_What to produce_
Lines with "ORDERS" in the entries below: count them and reply with the number alone.
[[ The data, beginning ]]
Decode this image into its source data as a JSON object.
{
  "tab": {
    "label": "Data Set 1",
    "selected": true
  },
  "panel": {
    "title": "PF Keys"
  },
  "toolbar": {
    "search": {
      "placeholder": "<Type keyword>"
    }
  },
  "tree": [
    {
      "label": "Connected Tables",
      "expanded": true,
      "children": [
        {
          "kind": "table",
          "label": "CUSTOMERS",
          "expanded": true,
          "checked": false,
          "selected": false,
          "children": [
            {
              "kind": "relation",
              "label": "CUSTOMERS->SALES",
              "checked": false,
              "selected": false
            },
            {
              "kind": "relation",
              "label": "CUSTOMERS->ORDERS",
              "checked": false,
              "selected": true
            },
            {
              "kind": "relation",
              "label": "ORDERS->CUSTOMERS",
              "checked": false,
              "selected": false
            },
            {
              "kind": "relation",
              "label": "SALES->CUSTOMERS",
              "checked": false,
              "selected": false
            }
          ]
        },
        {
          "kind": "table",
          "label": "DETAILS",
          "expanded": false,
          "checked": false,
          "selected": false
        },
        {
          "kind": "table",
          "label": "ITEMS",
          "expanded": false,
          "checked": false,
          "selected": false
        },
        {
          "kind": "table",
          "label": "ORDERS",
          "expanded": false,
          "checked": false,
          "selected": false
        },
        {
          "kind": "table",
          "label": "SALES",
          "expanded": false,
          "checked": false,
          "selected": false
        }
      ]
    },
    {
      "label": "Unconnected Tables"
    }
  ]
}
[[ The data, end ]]
_Written answer_
3